Dedicated to the Memory and Legacy of Philip Eichen, Ephraim Fishel ben Mordechai z”l and Roslyn Eichen, Razel bat Gershon, z”l

I long traced the initial spark for 18Forty to some three or four years prior to its launch. But, the passing of my father on his 99th Hebrew Birthday (Nissan 3, 5780), caused me to realize that the true genesis of 18Forty dated back much further. It could be found in the timeless Jewish value system passed to me by my parents. 

Neither of my parents were outwardly observant.  Yet, their lives were informed by an internal religiosity, and embodied an ethos passed to them by their more observant European parents, and those who came before. Neither were privileged to have formal higher education. They did not teach by pontification of academic theories or by a deeply developed philosophical approach to life. They both worked hard to provide my brother and me with life’s essentials, and didn’t have time for deep analysis. Instead, they taught by deed, not word; by concrete example, not theory.

I learned about the honor due to parents by the respect and devotion they both showed to my elderly maternal grandparents. I learned about the importance of Shalom Bias by the love, mutual respect and the selflessness they showed to each other. I learned about family and the importance of our children by the time they always made for us at the end of their long and exhausting days of mundane toil.  I learned about the importance of asking questions and seeking answers by endless trips to the public library with my mother in my younger years. I learned about the importance of education through my father’s constant lament of not having attended college, and by the sacrifices they each made to ensure both their children attained professional degrees. While not Shomer Shabbat, since my father had to work on Saturdays, I learned about the importance of the regulating rhythm of the Jewish Calendar by regular observance of the Jewish Holidays. And I internalized this importance since ritual observance of the holidays always supplanted everything—work, school, or anything else going on in our lives. 

Another lesson I absorbed by osmosis in my parents’ home is humility. Aside from the obvious definition, I learned that humility means not having to have all the answers, or to be the smartest person in the room.
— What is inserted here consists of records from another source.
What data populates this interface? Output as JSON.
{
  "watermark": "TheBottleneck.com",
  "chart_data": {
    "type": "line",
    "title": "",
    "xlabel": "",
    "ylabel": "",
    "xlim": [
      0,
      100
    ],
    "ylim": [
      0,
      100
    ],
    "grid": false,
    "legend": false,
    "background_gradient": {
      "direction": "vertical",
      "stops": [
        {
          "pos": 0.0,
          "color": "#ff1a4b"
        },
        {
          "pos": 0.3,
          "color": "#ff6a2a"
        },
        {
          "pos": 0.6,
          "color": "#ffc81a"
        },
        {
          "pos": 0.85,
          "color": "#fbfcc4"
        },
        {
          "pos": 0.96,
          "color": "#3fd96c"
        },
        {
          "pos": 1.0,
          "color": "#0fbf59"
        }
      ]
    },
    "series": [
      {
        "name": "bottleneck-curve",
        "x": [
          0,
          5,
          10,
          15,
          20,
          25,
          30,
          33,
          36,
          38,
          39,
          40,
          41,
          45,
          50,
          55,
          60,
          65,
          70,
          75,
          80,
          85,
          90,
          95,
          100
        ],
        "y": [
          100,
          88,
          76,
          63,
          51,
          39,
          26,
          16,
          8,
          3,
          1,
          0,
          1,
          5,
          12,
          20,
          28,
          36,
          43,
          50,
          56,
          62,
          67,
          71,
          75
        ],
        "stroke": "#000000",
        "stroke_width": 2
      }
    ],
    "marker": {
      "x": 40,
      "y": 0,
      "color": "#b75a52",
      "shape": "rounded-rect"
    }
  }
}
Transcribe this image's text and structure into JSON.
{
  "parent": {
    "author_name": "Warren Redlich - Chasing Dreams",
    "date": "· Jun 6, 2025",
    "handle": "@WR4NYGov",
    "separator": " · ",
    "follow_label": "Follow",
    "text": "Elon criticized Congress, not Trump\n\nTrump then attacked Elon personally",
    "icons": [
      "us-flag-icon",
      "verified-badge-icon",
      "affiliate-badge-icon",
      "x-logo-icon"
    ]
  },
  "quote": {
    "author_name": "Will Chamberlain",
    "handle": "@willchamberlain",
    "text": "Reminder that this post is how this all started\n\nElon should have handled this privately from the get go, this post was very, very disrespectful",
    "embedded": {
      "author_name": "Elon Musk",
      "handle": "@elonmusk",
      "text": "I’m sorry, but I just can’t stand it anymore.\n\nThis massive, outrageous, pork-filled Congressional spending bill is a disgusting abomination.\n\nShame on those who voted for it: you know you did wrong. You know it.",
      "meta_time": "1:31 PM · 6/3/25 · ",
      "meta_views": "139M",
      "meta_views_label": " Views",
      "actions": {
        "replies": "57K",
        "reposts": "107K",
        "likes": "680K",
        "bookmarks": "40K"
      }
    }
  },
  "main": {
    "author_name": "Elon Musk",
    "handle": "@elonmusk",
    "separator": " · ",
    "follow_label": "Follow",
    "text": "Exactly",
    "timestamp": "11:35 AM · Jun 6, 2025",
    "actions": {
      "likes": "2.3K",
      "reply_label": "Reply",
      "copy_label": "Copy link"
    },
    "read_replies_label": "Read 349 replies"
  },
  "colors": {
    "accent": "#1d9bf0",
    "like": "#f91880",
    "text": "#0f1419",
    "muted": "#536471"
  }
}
It also means that just because we may not understand an answer, even after substantial study, the answer we do not understand is not necessarily wrong. There are just some things that we, as humans with definitionally limited abilities, will never understand. And that’s just fine, so you just move on. 

These and many more lessons were subliminal, and merely absorbed as part of daily life. It was only into my middle age, when I had my own child and began my own active exploration of Judaism, that I realized the sources of these lessons lied in ancient teachings that dated back thousands of years.  I only then began to internalize the source of my deep-rooted commitment to Jewish continuity. 

After a life of striving, I finally realized that the real meaning in my life was found in the lessons absorbed from my parents’ home: love, family, Shalom Bayis, education, questioning, Judaism, and the humility to know and accept what I don’t know. I have been beyond blessed to have discovered some of these elements of a meaningful life, and for the privilege to participate in the founding and creation of 18Forty to help future generations on their lifelong journey in search of meaning. And for this blessing and privilege I can only say, “thank you Mom and Dad, I am eternally grateful…for everything.”

Mitchell D. Eichen